After two astronauts are forced to work together to survive an accident leaving them stranded in outer space, things quickly become more complex than they’d originally hoped. Their shuttle is destroyed, leaving them alone, spiralling quickly into the blackness. This highly rated blockbuster managed to claim a staggering seven Oscar awards along with a countless number of other wins and nominations too. A visually spectacular movie but one that didn’t quite live up to the lofty expectations some had set.
Director: Alfonso Cuaron
Writers: Alfonso Cuaron, Jonas Cuaron
Starring: Sandra Bullock, George Clooney, Ed Harris
It’s pretty rare that it takes me so long to get round to watching a film revolving around the subject of space travel, but for some unknown reason, it’s taken me over seven years to check out Gravity. Other Sci-Fi flicks in the form of Interstellar (2014), The Martian (2015) and Ad Astra (2019) have all been reviewed on this website and it has to be said, I do think highly of them in their own ways, so I was extremely eager to find out whether I would regard Gravity as being on the same level of those mentioned previously.

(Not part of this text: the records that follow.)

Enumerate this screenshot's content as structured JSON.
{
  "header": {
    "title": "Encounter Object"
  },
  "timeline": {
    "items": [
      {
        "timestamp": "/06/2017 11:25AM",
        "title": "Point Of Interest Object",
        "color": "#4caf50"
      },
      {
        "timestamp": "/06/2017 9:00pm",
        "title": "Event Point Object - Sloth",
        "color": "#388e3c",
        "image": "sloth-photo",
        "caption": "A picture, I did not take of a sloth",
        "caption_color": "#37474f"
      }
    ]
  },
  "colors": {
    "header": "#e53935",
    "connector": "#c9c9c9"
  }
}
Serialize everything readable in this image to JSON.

Something highly publicised and well known, is the fact that Gravity is widely regarded as a cinematic masterpiece in terms of visual effects and that’s not something I can argue against. You could probably mute the film, bypass the storyline in its entirety, and simply sit back and enjoy the visuals alone. Not only was the flick easy on the eye, but the soundtrack was that of a top tier film also – it wasn’t overbearing, nor was it overly dramatic, and overall it really seemed to suit the movie and general direction.
Sadly, however, I never really found myself investing into the characters on an emotional level, nor could I get behind the storyline put forward. There wasn’t a tremendous amount of backstory given to any of the personalities on display, which didn’t really help on that front, but at the same time that can be expected to some extent in films of this nature. At times, you must let realism and logic take a backseat and simply enjoy films like this for what they are – visually spectacular rather than clear, logical and convincing on a storyline front.

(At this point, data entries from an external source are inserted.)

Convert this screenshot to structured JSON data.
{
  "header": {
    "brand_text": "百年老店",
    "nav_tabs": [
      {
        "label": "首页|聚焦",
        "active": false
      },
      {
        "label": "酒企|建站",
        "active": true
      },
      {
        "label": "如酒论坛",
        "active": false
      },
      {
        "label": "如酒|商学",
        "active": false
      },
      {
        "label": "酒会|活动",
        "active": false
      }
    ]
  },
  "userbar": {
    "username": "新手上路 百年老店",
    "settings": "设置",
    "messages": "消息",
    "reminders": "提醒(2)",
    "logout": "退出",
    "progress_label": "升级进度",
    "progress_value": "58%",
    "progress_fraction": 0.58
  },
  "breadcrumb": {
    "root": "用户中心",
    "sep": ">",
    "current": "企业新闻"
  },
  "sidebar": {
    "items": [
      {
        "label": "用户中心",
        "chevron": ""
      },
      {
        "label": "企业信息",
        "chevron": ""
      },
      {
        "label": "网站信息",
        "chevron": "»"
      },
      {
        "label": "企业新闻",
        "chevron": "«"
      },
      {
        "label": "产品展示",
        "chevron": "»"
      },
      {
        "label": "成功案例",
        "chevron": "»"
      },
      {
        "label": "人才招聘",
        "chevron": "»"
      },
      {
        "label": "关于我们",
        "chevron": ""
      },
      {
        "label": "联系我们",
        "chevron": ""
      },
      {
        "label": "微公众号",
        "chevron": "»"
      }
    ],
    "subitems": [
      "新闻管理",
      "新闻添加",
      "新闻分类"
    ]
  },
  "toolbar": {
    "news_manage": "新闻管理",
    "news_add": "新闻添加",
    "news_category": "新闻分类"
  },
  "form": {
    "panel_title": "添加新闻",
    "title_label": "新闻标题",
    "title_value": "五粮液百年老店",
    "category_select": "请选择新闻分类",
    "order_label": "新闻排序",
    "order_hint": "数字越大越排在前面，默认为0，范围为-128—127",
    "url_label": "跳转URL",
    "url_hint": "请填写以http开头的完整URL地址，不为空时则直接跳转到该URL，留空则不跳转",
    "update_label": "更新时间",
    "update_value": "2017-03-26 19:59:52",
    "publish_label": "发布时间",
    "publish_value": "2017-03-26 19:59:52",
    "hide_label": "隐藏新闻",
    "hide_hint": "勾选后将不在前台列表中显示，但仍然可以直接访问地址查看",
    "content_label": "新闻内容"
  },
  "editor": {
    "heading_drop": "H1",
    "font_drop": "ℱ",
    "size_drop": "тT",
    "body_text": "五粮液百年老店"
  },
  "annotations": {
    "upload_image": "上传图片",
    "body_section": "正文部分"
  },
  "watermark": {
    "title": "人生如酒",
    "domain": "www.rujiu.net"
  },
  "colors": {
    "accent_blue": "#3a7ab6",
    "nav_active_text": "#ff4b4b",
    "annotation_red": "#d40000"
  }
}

With that being said, the acting from both Sandra Bullock and George Clooney seemed pretty authentic and believable from the off. Whenever the pair were together, they seemed to have enough chemistry to make the flick an enjoyable and convincing watch. Bullock portrayed Ryan Stone, a slightly inexperienced astronaut, while Clooney adopted the role of Matt Kowalski, the more experienced of the duo that was planning to retire post-mission. Elsewhere, Ed Harris was credited as voicing “mission control” but was never seen on-camera.

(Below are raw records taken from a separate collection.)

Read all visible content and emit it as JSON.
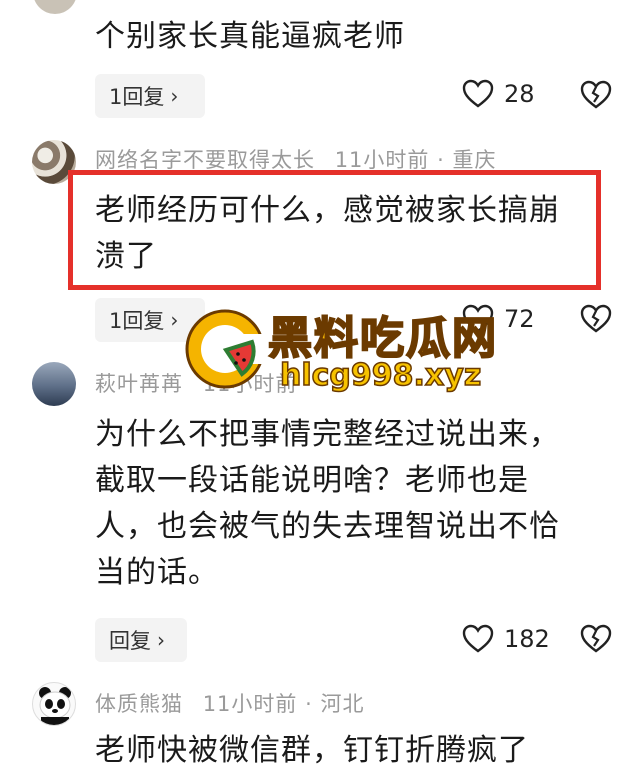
{
  "comments": [
    {
      "text": "个别家长真能逼疯老师",
      "reply_label": "1回复",
      "likes": "28"
    },
    {
      "username": "网络名字不要取得太长",
      "time": "11小时前",
      "location": "重庆",
      "text_line1": "老师经历可什么，感觉被家长搞崩",
      "text_line2": "溃了",
      "reply_label": "1回复",
      "likes": "72",
      "highlight_color": "#e5302a"
    },
    {
      "username": "萩叶苒苒",
      "time": "11小时前",
      "text_line1": "为什么不把事情完整经过说出来，",
      "text_line2": "截取一段话能说明啥？老师也是",
      "text_line3": "人，也会被气的失去理智说出不恰",
      "text_line4": "当的话。",
      "reply_label": "回复",
      "likes": "182"
    },
    {
      "username": "体质熊猫",
      "time": "11小时前",
      "location": "河北",
      "text": "老师快被微信群，钉钉折腾疯了"
    }
  ],
  "separator": "·",
  "watermark": {
    "title": "黑料吃瓜网",
    "url": "hlcg998.xyz"
  },
  "icons": {
    "like": "heart-outline-icon",
    "dislike": "broken-heart-icon",
    "chevron": "chevron-right-icon"
  }
}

On a whole, whenever a movie claims so much adulation upon its release and consequently collects so many awards, it’s difficult at times to see past that when seeing the movie yourself. For sure, Gravity was beautiful to watch, but I don’t think it quite matched up to the standards of other films in this genre.
“Houston, I have a bad feeling about this mission.”Matt Kowalski – Gravity